Dem women stand behind Pelosi – The Hill
Sixty-five women will vote in Wednesday’s House Democratic leadership elections, and 50 of them have signed on to a letter declaring support for Pelosi’s bid to lead her caucus for an eighth term.
To be sure, Pelosi’s expected support comes from a diverse coalition she has held together since becoming the party’s leader in 2003.Yet women are likely to make up more than half of the minimum 100 votes she needs to win the leadership race against Rep. Tim Ryan (D-Ohio).
Among many female Democrats, there’s a sense of loyalty toward one of their own.
And with Sen. Charles SchumerCharles SchumerBiden not interested in leading DNC The New York Times, other outlets crying ‘wolf’ over Trump Trump, Bannon, Sanders and Schumer could make deal of the century MORE (D-N.Y.) starting his first term leading Senate Democrats in January, many say Pelosi’s experience negotiating deals with Republicans will be critical in the new Donald TrumpDonald TrumpFalwell says he turned down Trump Cabinet position Google Maps shows Trump Tower as ‘Dump Tower’ Trump knocks ‘defeated’ Dems supporting recount MORE administration.
“I think that more than ever, we need an experienced practician and legislator who’s a proven fighter,” Rep. Lois FrankelLois FrankelDem women stand behind Pelosi Second House Dem publicly backs Pelosi’s challenger Senators offer renewed hope of ending hotel booking scams MORE (D-Fla.), the incoming co-chair of the bipartisan Congressional Caucus for Women’s Issues, told The Hill.
She acknowledged the argument made by Ryan and other Democrats that the party needs to find a better way to appeal to white, working-class voters in the Rust Belt who propelled Trump to victory on Election Day.
But at the same time, Frankel said, “The fact of the matter is a big part of our base is women.”
Pelosi, the first woman to serve as Speaker, is proud of the overwhelming support from female members.
Her team has invoked feminist imagery in its leadership campaign with a “#StandWithNancy” tweet featuring Pelosi’s face on the iconic picture of Rosie the Riveter.
Rep. Doris Matsui (D-Calif.) spearheaded a letter with other House Democratic women expressing their support for Pelosi’s continued leadership.
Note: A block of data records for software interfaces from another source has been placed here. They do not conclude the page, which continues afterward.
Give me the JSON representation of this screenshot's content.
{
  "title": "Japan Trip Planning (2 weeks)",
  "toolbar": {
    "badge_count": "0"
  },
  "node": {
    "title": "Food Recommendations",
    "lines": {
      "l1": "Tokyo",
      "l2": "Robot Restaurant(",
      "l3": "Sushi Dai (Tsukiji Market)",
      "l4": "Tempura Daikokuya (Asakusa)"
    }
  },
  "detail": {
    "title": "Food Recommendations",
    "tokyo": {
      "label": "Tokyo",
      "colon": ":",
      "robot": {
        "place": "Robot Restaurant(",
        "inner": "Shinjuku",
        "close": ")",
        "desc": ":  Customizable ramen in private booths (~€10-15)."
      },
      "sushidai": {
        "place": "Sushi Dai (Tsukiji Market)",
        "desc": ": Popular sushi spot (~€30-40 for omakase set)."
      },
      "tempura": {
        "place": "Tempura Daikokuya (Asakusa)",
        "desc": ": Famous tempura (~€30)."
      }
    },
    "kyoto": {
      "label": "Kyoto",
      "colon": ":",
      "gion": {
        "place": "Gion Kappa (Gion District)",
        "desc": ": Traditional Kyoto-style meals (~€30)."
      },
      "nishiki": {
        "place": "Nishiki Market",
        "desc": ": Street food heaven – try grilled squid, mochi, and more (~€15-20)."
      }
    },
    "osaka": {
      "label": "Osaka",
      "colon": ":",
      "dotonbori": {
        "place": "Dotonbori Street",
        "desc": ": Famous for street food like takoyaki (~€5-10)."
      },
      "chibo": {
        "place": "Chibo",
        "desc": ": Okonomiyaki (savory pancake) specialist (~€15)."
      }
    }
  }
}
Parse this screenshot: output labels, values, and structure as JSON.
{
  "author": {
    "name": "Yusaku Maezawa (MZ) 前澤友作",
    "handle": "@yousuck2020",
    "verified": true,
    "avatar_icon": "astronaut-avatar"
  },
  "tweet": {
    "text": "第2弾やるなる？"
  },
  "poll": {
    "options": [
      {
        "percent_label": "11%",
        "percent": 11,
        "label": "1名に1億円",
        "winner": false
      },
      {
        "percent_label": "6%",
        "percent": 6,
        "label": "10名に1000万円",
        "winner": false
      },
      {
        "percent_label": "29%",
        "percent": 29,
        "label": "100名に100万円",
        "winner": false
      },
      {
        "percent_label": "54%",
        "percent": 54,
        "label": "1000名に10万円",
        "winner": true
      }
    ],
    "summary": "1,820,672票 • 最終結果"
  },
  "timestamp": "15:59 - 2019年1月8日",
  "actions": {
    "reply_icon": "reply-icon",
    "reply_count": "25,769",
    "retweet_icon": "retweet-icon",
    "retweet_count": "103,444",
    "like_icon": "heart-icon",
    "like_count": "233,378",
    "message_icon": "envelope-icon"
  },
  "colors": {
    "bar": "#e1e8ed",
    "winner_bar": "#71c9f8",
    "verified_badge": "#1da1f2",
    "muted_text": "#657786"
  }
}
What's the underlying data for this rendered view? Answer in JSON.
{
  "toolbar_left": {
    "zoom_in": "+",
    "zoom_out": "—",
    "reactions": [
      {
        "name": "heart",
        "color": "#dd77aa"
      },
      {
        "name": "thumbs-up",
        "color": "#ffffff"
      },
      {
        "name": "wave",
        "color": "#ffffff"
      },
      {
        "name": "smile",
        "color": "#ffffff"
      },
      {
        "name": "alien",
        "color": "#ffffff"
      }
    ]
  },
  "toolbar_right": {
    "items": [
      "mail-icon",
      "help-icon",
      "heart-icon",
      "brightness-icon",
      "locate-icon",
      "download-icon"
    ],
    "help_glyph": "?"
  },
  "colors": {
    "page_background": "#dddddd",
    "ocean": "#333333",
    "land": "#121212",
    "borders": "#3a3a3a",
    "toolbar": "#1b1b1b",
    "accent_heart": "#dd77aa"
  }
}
Only six of the 56 returning incumbent female members — including three non-voting delegates — chose to leave their names off.
The women are coming to Pelosi’s defense after a markedly anti-establishment election cycle, lauding her “battle-tested leadership.” And they also say having a woman lead the party after Hillary ClintonHillary Rodham ClintonTrump knocks ‘defeated’ Dems supporting recount Stein defends recount push after Trump criticism Trump calls recount effort a ‘scam’ MORE‘s shocking loss sends an important message.
“After everything that happened in this campaign, the defeat of Hillary Clinton is an especially heavy blow to the aspirations of young women and girls. They need to see the first woman Speaker — and every woman Member of Congress — standing firm in the halls of power, continuing to fight for their rights, their dignity, and their dreams,” they wrote.
Women’s advocacy groups also rushed to endorse Pelosi, including EMILY’s List and Feminist Majority.
“We must not forget that women are now 60 percent of the Democratic vote and Pelosi’s leadership is especially needed when the Republicans will try to strip social services women vitally need,” Feminist Majority President Eleanor Smeal said.
While the overwhelming majority of Democratic women have pledged their support to Pelosi, a handful are leaving their options open or are supporting Ryan instead.
Rep. Kathleen Rice (D-N.Y.) was the first lawmaker to publicly back Ryan and was part of an effort to delay the leadership elections after Pelosi originally scheduled them for the week after Election Day.
Rep. Marcia FudgeMarcia FudgeDem women stand behind Pelosi Ex-Black Caucus chair backs Pelosi challenger Racial minority caucuses wrestle for spots in possible Clinton Cabinet MORE (D-Ohio) also kept her signature off Matsui’s letter and announced her support for Ryan this week. The former Congressional Black Caucus Chairwoman said “now is the right time for new leadership” with her fellow Ohioan.